ADIOS1 Backend

openPMD supports writing to and reading from ADIOS1 .bp files. For this, the installed copy of openPMD must have been built with support for the ADIOS1 backend. To build openPMD with support for ADIOS, use the CMake option -DopenPMD_USE_ADIOS1=ON. For further information, check out the installation guide, build dependencies and the build options.

I/O Method

ADIOS1 has several staging methods for alternative file formats, yet natively writes to .bp files. We currently implement the MPI_AGGREGATE transport method for MPI-parallel write (POSIX for serial write) and ADIOS_READ_METHOD_BP for read.

Backend-Specific Controls

The following environment variables control ADIOS1 I/O behavior at runtime. Fine-tuning these is especially useful when running at large scale.

environment variable default description
OPENPMD_ADIOS_NUM_AGGREGATORS 1 Number of I/O aggregator nodes for ADIOS1 MPI_AGGREGATE transport method.
OPENPMD_ADIOS_NUM_OST 0 Number of I/O OSTs for ADIOS1 MPI_AGGREGATE transport method.
OPENPMD_ADIOS_HAVE_METADATA_FILE 1 Online creation of the adios journal file (1: yes, 0: no).

Please refer to the ADIOS1 manual, section 6.1.5 for details.

Best Practice at Large Scale

A good practice at scale is to disable the online creation of the metadata file. After writing the data, run bpmeta on the (to-be-created) filename to generate the metadata file offline (repeat per iteration for file-based encoding). This metadata file is needed for reading, while the actual heavy data resides in <metadata filename>.dir/ directories.

Further options depend heavily on filesystem type, specific file striping, network infrastructure and available RAM on the aggregator nodes. If your filesystem exposes explicit object-storage-targets (OSTs), such as Lustre, try to set the number of OSTs to the maximum number available and allowed per job (e.g. non-full), assuming the number of writing MPI ranks is larger. A good number for aggregators is usually the number of contributing nodes divided by four.

For fine-tuning at extreme scale or for exotic systems, please refer to the ADIOS1 manual and talk to your filesystem admins and the ADIOS1 authors. Be aware that extreme-sale I/O is a research topic after all.

Selected References

  • Hasan Abbasi, Matthew Wolf, Greg Eisenhauer, Scott Klasky, Karsten Schwan, and Fang Zheng. Datastager: scalable data staging services for petascale applications, Cluster Computing, 13(3):277–290, 2010. DOI:10.1007/s10586-010-0135-6
  • Ciprian Docan, Manish Parashar, and Scott Klasky.
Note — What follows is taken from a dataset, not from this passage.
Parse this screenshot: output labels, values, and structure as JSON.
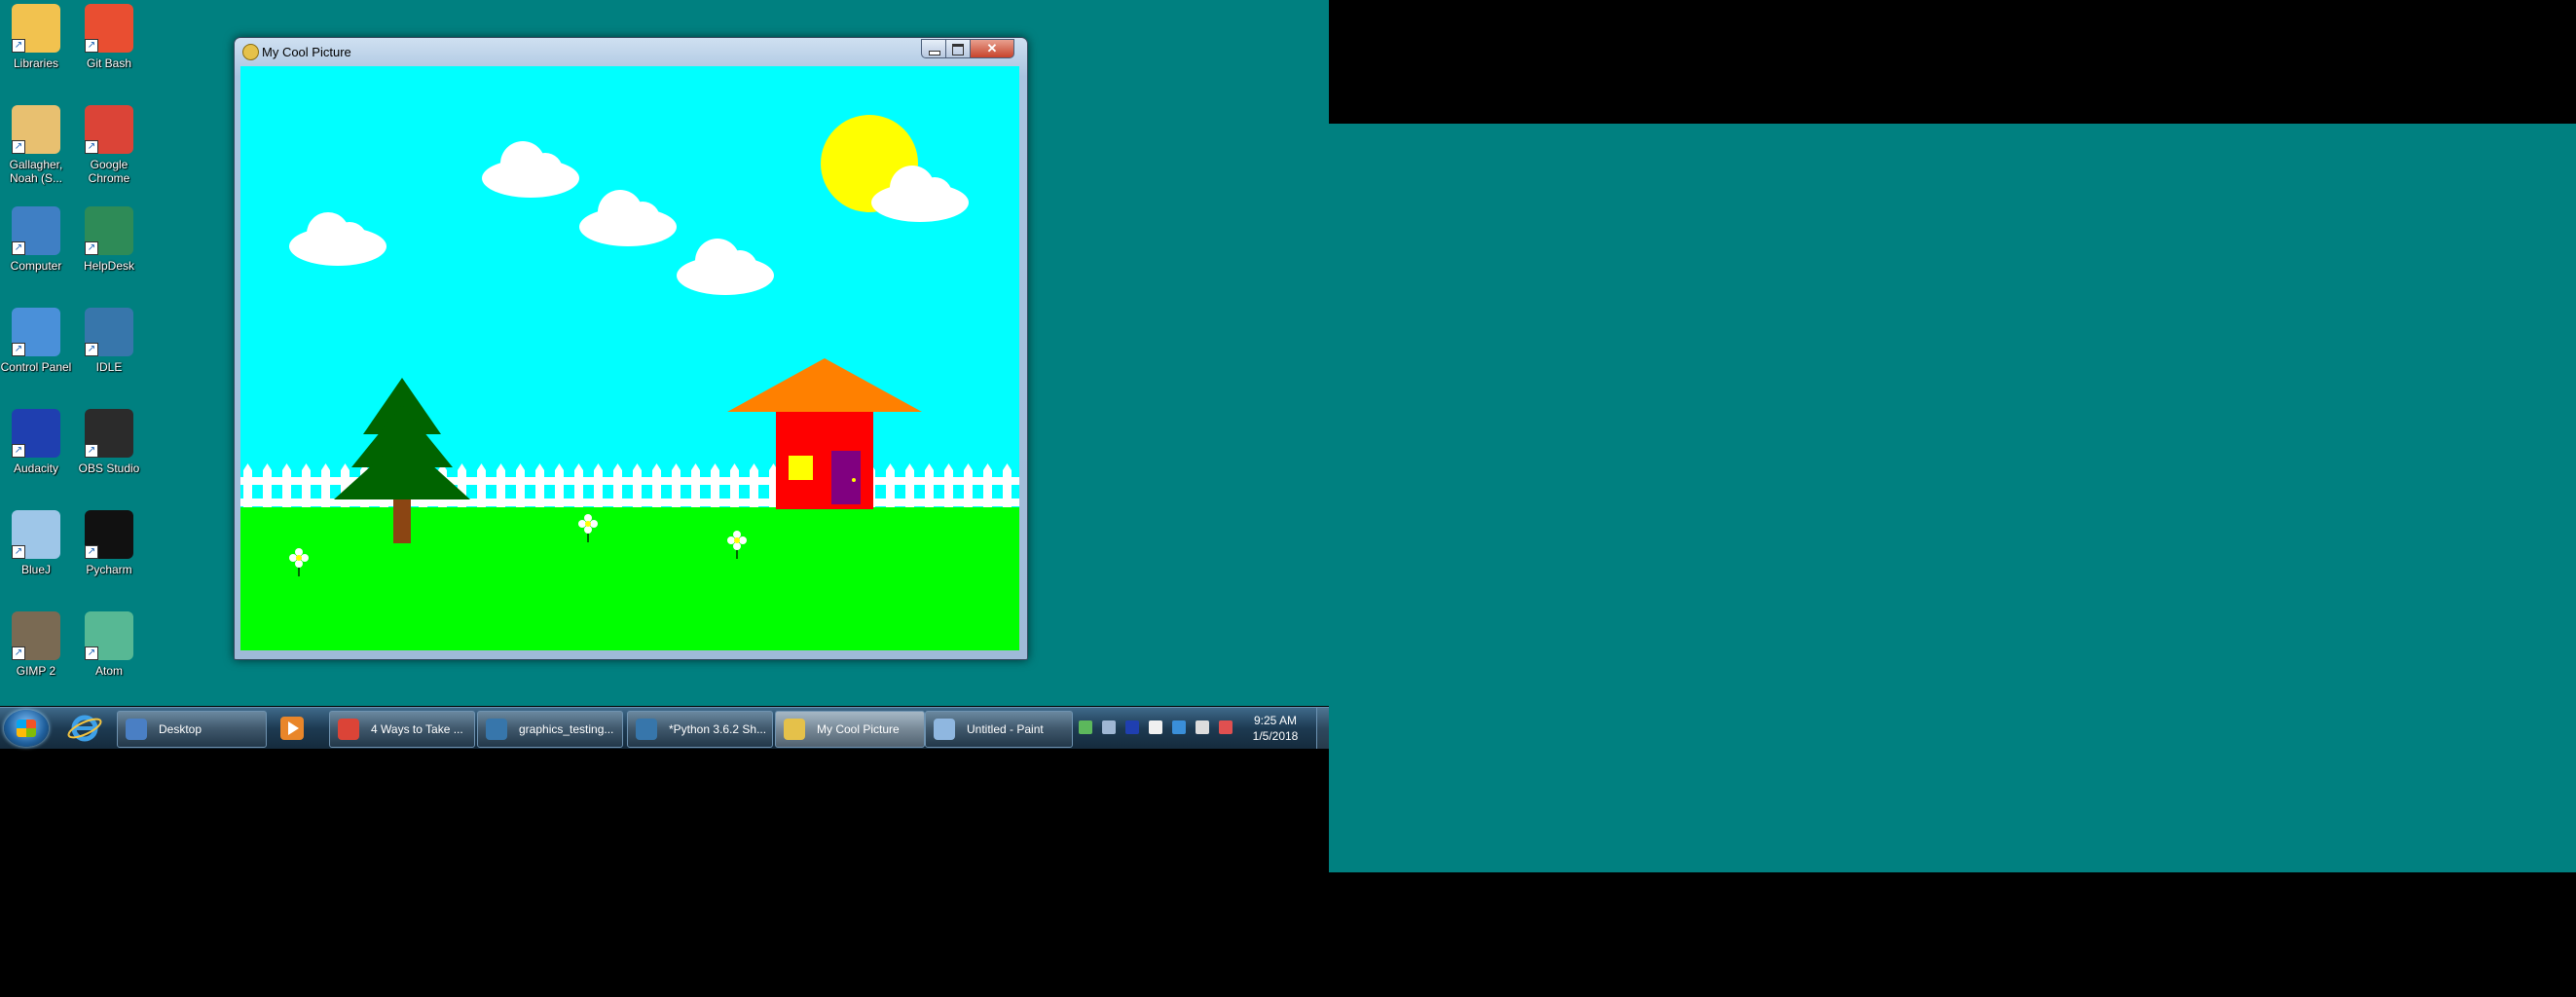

DataSpaces: An interaction and coordination framework or coupled simulation workflows, In Proc. of 19th International Symposium on High Performance and Distributed Computing (HPDC’10), June 2010. DOI:10.1007/s10586-011-0162-y
  • Qing Liu, Jeremy Logan, Yuan Tian, Hasan Abbasi, Norbert Podhorszki, Jong Youl Choi, Scott Klasky, Roselyne Tchoua, Jay Lofstead, Ron Oldfield, Manish Parashar, Nagiza Samatova, Karsten Schwan, Arie Shoshani, Matthew Wolf, Kesheng Wu, and Weikuan Yu. Hello ADIOS: the challenges and lessons of developing leadership class I/O frameworks, Concurrency and Computation: Practice and Experience, 26(7):1453–1473, 2014. DOI:10.1002/cpe.3125
  • Robert McLay, Doug James, Si Liu, John Cazes, and William Barth. A user-friendly approach for tuning parallel file operations, In Proceedings of the International Conference for High Performance Computing, Networking, Storage and Analysis, SC‘14, pages 229–236, IEEE Press, 2014. DOI:10.1109/SC.2014.24
  • Axel Huebl, Rene Widera, Felix Schmitt, Alexander Matthes, Norbert Podhorszki, Jong Youl Choi, Scott Klasky, and Michael Bussmann. On the Scalability of Data Reduction Techniques in Current and Upcoming HPC Systems from an Application Perspective, ISC High Performance 2017: High Performance Computing, pp. 15-29, 2017. arXiv:1706.00522, DOI:10.1007/978-3-319-67630-2_2